[Opening Records for the task section]
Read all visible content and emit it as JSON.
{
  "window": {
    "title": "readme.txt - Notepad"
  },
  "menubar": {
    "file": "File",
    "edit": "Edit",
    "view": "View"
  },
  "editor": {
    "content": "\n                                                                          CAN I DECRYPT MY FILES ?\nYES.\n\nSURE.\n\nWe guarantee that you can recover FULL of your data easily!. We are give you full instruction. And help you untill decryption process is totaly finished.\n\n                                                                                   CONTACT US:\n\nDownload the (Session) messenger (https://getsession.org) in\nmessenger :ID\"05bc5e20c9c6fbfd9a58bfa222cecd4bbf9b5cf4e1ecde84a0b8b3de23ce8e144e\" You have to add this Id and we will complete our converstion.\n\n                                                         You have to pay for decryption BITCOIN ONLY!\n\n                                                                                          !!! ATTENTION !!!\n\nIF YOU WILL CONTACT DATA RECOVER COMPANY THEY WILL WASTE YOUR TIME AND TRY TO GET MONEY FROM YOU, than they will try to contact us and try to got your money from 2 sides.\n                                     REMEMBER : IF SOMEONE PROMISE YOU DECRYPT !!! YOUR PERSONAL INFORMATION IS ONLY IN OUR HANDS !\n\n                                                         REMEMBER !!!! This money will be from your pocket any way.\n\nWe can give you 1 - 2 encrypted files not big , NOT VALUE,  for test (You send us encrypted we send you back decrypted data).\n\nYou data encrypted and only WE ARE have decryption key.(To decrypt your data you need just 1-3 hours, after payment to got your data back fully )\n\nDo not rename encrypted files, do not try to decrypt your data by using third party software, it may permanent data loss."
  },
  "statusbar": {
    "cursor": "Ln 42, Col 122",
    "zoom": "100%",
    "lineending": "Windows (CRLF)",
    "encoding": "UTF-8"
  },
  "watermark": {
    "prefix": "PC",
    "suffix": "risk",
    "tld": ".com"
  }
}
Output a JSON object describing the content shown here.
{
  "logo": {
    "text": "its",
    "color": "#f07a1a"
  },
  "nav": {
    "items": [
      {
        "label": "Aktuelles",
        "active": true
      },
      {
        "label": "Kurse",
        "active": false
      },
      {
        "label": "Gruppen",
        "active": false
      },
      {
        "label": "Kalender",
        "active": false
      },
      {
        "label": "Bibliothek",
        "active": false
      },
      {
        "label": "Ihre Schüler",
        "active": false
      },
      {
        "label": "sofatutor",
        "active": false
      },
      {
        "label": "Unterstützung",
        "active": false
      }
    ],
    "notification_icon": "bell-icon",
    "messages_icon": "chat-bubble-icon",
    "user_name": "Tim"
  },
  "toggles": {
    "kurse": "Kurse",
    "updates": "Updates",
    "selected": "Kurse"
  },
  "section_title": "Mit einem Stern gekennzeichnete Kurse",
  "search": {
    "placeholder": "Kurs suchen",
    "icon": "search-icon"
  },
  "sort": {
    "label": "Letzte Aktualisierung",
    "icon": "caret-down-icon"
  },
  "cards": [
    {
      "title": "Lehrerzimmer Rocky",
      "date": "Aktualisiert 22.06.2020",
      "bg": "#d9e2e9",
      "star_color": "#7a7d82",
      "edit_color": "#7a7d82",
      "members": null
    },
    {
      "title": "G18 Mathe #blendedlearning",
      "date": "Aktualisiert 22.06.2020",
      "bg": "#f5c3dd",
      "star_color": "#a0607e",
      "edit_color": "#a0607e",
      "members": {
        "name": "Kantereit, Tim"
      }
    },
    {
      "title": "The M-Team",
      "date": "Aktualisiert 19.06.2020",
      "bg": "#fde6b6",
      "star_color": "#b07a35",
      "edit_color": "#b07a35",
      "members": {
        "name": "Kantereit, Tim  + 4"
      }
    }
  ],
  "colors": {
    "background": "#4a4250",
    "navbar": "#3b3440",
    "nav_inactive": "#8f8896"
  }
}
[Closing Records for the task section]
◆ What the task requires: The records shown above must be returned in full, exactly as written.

◆ Answer below:
Read all visible content and emit it as JSON.
{
  "window": {
    "title": "readme.txt - Notepad"
  },
  "menubar": {
    "file": "File",
    "edit": "Edit",
    "view": "View"
  },
  "editor": {
    "content": "\n                                                                          CAN I DECRYPT MY FILES ?\nYES.\n\nSURE.\n\nWe guarantee that you can recover FULL of your data easily!. We are give you full instruction. And help you untill decryption process is totaly finished.\n\n                                                                                   CONTACT US:\n\nDownload the (Session) messenger (https://getsession.org) in\nmessenger :ID\"05bc5e20c9c6fbfd9a58bfa222cecd4bbf9b5cf4e1ecde84a0b8b3de23ce8e144e\" You have to add this Id and we will complete our converstion.\n\n                                                         You have to pay for decryption BITCOIN ONLY!\n\n                                                                                          !!! ATTENTION !!!\n\nIF YOU WILL CONTACT DATA RECOVER COMPANY THEY WILL WASTE YOUR TIME AND TRY TO GET MONEY FROM YOU, than they will try to contact us and try to got your money from 2 sides.\n                                     REMEMBER : IF SOMEONE PROMISE YOU DECRYPT !!! YOUR PERSONAL INFORMATION IS ONLY IN OUR HANDS !\n\n                                                         REMEMBER !!!! This money will be from your pocket any way.\n\nWe can give you 1 - 2 encrypted files not big , NOT VALUE,  for test (You send us encrypted we send you back decrypted data).\n\nYou data encrypted and only WE ARE have decryption key.(To decrypt your data you need just 1-3 hours, after payment to got your data back fully )\n\nDo not rename encrypted files, do not try to decrypt your data by using third party software, it may permanent data loss."
  },
  "statusbar": {
    "cursor": "Ln 42, Col 122",
    "zoom": "100%",
    "lineending": "Windows (CRLF)",
    "encoding": "UTF-8"
  },
  "watermark": {
    "prefix": "PC",
    "suffix": "risk",
    "tld": ".com"
  }
}
Output a JSON object describing the content shown here.
{
  "logo": {
    "text": "its",
    "color": "#f07a1a"
  },
  "nav": {
    "items": [
      {
        "label": "Aktuelles",
        "active": true
      },
      {
        "label": "Kurse",
        "active": false
      },
      {
        "label": "Gruppen",
        "active": false
      },
      {
        "label": "Kalender",
        "active": false
      },
      {
        "label": "Bibliothek",
        "active": false
      },
      {
        "label": "Ihre Schüler",
        "active": false
      },
      {
        "label": "sofatutor",
        "active": false
      },
      {
        "label": "Unterstützung",
        "active": false
      }
    ],
    "notification_icon": "bell-icon",
    "messages_icon": "chat-bubble-icon",
    "user_name": "Tim"
  },
  "toggles": {
    "kurse": "Kurse",
    "updates": "Updates",
    "selected": "Kurse"
  },
  "section_title": "Mit einem Stern gekennzeichnete Kurse",
  "search": {
    "placeholder": "Kurs suchen",
    "icon": "search-icon"
  },
  "sort": {
    "label": "Letzte Aktualisierung",
    "icon": "caret-down-icon"
  },
  "cards": [
    {
      "title": "Lehrerzimmer Rocky",
      "date": "Aktualisiert 22.06.2020",
      "bg": "#d9e2e9",
      "star_color": "#7a7d82",
      "edit_color": "#7a7d82",
      "members": null
    },
    {
      "title": "G18 Mathe #blendedlearning",
      "date": "Aktualisiert 22.06.2020",
      "bg": "#f5c3dd",
      "star_color": "#a0607e",
      "edit_color": "#a0607e",
      "members": {
        "name": "Kantereit, Tim"
      }
    },
    {
      "title": "The M-Team",
      "date": "Aktualisiert 19.06.2020",
      "bg": "#fde6b6",
      "star_color": "#b07a35",
      "edit_color": "#b07a35",
      "members": {
        "name": "Kantereit, Tim  + 4"
      }
    }
  ],
  "colors": {
    "background": "#4a4250",
    "navbar": "#3b3440",
    "nav_inactive": "#8f8896"
  }
}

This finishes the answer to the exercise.